*** Opening Records to use ***

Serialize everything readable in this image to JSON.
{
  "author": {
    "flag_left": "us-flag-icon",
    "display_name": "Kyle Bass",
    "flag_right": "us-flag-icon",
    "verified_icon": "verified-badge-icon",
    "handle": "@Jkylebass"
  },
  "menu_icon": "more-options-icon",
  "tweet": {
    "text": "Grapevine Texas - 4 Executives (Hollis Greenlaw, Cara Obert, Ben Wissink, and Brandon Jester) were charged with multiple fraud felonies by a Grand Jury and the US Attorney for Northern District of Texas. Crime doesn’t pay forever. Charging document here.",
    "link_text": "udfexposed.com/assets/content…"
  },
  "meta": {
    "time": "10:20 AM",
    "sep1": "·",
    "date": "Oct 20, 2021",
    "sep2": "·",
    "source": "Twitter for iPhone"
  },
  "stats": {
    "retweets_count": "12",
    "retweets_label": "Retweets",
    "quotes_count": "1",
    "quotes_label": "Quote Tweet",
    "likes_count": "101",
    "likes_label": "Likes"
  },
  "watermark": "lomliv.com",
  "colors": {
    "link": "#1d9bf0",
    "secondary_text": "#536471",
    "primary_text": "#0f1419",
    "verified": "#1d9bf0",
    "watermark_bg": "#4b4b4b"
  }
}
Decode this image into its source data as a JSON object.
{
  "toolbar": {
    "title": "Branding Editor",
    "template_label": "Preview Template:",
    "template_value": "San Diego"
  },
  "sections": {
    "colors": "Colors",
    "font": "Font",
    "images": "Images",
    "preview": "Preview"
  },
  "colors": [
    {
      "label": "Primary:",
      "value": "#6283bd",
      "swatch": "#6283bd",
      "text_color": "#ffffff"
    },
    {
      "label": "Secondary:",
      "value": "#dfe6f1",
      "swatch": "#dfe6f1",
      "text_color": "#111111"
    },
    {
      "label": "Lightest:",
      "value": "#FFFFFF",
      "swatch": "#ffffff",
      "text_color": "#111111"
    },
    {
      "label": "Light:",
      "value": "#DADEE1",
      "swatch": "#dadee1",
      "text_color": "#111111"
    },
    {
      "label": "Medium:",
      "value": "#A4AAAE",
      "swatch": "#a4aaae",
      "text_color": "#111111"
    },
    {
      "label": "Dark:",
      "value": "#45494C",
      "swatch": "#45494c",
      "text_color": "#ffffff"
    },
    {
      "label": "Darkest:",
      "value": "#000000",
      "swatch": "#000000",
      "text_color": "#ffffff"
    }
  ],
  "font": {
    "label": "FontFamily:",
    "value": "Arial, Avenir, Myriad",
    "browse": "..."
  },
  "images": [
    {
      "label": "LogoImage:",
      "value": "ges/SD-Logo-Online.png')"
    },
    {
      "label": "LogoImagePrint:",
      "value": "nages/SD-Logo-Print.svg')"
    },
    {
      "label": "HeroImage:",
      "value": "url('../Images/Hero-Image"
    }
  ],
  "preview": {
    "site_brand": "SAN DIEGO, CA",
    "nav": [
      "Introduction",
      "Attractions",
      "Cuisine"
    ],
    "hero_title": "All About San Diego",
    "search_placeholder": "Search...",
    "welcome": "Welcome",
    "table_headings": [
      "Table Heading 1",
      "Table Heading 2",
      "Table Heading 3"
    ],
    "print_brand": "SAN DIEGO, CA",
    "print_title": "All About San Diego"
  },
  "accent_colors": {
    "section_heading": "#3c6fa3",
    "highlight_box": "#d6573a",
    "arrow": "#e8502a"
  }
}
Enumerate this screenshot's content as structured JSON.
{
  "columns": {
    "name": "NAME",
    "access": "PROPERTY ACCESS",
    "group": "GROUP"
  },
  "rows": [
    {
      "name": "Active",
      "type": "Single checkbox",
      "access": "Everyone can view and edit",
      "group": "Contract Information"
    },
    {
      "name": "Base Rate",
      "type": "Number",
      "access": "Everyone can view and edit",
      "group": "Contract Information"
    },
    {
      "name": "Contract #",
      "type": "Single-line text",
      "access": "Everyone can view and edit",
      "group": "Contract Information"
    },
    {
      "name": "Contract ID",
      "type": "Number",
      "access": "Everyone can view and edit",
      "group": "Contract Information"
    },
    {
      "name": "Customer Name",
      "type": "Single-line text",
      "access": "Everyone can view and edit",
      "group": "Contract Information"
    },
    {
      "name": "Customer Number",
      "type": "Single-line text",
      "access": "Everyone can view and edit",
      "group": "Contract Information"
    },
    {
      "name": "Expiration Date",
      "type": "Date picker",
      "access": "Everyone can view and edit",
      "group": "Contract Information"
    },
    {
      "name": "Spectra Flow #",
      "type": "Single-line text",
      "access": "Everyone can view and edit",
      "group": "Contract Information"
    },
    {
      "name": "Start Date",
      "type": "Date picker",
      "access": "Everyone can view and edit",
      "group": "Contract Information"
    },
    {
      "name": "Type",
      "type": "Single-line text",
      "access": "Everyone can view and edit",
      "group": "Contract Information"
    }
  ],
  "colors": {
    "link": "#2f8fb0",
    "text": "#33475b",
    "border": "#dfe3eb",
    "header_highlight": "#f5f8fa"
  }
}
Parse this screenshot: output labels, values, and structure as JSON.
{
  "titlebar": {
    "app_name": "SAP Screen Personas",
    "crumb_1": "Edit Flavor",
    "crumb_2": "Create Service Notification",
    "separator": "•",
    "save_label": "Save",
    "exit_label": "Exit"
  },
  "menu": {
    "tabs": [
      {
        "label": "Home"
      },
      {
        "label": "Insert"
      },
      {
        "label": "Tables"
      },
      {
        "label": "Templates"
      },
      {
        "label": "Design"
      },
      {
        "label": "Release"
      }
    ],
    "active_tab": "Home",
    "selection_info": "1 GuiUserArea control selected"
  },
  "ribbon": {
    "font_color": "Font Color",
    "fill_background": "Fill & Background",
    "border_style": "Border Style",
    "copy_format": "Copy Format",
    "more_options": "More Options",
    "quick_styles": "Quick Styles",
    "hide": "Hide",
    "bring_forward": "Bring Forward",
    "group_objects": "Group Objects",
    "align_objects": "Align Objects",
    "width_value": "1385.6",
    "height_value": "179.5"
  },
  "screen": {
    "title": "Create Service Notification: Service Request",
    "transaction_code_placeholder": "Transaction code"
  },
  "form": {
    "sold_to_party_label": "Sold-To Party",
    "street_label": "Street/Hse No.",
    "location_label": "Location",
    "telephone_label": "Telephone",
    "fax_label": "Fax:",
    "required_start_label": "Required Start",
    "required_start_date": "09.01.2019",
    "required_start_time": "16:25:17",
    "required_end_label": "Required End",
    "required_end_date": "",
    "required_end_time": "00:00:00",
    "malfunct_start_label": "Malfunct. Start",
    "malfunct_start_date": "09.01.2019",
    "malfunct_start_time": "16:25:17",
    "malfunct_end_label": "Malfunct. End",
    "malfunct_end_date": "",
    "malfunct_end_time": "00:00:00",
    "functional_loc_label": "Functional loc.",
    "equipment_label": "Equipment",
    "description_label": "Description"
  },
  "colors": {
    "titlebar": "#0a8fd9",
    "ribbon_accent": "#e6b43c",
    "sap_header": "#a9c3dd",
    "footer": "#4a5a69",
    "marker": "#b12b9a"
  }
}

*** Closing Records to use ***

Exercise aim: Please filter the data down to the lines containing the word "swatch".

Finished task:
      "swatch": "#6283bd",
      "swatch": "#dfe6f1",
      "swatch": "#ffffff",
      "swatch": "#dadee1",
      "swatch": "#a4aaae",
      "swatch": "#45494c",
      "swatch": "#000000",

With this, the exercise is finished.